BEGIN Dataset entries
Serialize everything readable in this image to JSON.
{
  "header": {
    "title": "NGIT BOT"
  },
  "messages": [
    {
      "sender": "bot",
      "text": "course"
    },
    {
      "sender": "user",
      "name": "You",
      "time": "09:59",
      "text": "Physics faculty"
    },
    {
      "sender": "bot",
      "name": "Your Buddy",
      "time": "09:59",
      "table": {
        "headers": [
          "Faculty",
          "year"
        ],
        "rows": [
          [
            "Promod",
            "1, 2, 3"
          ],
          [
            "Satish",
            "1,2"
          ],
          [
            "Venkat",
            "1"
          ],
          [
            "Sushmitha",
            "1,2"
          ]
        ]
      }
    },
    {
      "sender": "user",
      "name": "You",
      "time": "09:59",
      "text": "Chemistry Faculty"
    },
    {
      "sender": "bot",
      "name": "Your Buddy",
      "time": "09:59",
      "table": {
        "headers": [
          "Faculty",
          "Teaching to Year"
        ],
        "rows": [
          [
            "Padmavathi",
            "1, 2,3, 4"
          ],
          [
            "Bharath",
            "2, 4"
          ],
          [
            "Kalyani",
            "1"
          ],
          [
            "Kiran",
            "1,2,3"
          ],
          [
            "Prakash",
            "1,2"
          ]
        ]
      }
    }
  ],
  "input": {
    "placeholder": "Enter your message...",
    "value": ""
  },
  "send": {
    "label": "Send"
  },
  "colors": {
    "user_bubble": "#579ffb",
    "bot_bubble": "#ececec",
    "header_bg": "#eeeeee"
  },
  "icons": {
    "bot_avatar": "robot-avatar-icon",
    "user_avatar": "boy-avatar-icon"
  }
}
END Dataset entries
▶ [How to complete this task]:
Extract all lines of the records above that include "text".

▶ [Your solution]:
      "text": "course"
      "text": "Physics faculty"
      "text": "Chemistry Faculty"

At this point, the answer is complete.